### Brief
What you produce should be every line from the data that includes "badge".

====== Available records ======

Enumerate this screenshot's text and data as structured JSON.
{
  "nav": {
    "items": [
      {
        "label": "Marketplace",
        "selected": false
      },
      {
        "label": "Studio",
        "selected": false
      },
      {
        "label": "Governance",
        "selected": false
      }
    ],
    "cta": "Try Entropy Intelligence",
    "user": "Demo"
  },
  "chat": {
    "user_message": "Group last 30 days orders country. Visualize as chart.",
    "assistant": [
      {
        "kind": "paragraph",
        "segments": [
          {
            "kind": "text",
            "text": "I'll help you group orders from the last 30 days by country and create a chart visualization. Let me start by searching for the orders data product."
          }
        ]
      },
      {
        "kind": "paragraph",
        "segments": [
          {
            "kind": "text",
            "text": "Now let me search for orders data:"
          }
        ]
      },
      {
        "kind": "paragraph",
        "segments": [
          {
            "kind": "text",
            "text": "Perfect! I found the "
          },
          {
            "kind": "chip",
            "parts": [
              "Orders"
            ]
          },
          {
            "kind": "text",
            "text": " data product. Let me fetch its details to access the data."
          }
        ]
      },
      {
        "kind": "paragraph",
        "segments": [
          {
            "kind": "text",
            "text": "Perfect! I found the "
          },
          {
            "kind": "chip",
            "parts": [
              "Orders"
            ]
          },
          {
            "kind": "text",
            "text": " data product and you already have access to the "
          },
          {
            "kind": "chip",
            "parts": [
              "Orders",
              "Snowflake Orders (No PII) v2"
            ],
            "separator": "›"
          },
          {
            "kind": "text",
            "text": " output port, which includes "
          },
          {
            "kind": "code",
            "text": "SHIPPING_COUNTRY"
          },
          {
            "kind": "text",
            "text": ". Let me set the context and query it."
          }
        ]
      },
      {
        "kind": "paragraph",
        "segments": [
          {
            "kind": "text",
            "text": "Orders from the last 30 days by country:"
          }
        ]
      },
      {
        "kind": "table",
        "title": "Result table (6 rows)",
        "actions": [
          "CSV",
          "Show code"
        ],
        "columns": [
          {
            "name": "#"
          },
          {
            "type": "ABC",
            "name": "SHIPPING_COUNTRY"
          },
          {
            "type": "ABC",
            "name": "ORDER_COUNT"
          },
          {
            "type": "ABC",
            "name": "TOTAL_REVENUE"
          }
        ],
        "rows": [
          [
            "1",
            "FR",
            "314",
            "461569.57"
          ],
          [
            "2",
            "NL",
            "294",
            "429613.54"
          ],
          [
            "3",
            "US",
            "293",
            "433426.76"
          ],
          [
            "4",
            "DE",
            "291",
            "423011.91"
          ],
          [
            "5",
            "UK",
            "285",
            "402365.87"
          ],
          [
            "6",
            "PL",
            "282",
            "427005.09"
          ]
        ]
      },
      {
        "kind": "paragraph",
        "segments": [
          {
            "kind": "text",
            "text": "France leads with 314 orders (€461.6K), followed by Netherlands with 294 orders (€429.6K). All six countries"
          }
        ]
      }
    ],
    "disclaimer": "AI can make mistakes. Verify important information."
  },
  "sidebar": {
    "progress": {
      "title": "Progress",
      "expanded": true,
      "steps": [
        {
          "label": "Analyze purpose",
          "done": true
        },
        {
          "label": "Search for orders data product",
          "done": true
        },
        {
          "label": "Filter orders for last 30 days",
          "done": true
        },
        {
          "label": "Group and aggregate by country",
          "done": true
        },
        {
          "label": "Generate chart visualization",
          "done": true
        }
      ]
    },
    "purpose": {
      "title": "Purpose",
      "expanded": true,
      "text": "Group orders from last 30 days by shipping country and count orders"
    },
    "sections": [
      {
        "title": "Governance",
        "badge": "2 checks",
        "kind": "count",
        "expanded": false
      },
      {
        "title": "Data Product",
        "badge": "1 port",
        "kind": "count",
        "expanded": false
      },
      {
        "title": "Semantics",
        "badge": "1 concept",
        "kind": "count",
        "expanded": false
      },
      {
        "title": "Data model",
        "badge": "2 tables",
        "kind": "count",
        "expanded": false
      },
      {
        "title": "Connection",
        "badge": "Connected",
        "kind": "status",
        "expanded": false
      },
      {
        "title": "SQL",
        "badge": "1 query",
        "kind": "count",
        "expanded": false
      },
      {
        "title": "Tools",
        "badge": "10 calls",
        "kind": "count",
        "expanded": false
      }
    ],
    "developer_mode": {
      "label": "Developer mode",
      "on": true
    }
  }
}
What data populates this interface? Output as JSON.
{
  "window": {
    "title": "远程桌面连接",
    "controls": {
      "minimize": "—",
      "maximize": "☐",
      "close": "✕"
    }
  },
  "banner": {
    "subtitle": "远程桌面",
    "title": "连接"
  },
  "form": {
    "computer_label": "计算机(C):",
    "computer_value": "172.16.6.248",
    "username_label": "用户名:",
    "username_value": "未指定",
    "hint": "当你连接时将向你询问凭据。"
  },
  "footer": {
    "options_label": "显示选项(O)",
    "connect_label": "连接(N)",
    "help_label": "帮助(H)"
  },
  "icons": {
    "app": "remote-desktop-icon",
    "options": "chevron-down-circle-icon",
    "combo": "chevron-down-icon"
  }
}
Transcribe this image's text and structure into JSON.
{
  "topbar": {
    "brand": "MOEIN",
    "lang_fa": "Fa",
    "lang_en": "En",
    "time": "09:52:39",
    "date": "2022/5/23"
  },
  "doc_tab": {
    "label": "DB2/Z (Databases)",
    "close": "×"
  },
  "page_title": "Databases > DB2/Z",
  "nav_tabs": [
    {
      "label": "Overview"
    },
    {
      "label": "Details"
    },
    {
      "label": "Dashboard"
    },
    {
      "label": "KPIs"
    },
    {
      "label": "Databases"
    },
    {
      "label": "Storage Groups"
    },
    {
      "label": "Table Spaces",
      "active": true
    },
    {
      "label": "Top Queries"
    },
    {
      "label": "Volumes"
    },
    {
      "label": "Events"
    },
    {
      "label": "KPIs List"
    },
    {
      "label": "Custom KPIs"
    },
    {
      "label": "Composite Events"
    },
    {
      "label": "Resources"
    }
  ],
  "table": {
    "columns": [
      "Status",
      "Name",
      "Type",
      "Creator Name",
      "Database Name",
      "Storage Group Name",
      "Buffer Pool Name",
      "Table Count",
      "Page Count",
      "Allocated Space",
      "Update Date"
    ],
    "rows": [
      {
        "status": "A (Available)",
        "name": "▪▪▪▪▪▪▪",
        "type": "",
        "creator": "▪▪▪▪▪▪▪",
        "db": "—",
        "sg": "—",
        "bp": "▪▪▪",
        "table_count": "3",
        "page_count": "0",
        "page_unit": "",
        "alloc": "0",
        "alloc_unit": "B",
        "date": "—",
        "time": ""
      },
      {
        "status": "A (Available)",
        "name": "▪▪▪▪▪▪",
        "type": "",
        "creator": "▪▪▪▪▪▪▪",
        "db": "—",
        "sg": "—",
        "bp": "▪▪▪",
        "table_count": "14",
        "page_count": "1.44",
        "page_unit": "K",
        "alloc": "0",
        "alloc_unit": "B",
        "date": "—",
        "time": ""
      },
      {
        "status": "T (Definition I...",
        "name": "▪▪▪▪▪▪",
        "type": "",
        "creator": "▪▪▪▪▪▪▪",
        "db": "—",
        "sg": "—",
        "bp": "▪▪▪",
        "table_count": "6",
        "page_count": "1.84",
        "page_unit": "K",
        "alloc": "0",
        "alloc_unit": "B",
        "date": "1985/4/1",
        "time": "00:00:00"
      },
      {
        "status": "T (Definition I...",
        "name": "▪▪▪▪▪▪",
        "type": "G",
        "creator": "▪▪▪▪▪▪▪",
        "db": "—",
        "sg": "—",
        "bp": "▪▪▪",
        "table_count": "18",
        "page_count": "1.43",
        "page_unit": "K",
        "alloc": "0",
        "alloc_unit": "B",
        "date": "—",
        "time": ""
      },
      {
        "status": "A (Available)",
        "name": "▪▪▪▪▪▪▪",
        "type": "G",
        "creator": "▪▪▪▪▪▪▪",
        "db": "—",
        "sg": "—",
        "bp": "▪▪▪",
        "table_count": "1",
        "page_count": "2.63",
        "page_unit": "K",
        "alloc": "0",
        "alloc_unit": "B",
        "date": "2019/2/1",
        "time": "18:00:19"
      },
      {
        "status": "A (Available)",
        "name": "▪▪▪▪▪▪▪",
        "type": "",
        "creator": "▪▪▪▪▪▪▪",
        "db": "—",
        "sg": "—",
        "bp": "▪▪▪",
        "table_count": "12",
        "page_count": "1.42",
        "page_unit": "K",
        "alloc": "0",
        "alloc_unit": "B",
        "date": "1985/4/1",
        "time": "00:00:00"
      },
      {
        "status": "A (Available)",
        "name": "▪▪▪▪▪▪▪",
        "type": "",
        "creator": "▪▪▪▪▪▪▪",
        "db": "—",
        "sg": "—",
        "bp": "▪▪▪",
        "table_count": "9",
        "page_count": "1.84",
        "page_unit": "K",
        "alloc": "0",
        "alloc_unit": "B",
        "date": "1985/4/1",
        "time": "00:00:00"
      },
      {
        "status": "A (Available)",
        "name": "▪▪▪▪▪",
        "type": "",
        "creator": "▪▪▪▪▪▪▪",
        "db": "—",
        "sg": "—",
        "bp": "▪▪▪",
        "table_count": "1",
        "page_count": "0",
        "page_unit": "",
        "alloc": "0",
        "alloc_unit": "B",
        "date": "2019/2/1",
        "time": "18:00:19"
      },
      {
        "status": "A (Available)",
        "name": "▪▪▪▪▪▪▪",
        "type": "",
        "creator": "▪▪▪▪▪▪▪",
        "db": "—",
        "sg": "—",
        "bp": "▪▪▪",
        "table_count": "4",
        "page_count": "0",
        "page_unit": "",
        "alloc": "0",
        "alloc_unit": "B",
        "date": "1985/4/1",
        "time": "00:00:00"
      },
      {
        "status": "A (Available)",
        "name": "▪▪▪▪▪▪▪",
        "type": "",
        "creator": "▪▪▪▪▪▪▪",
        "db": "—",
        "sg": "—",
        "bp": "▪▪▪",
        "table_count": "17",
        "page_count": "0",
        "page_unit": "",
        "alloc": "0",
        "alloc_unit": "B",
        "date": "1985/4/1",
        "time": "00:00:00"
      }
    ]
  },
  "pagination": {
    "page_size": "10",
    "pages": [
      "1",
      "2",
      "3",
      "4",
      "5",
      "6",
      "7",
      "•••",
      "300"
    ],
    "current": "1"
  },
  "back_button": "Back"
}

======

### Exercise answer
        "badge": "2 checks",
        "badge": "1 port",
        "badge": "1 concept",
        "badge": "2 tables",
        "badge": "Connected",
        "badge": "1 query",
        "badge": "10 calls",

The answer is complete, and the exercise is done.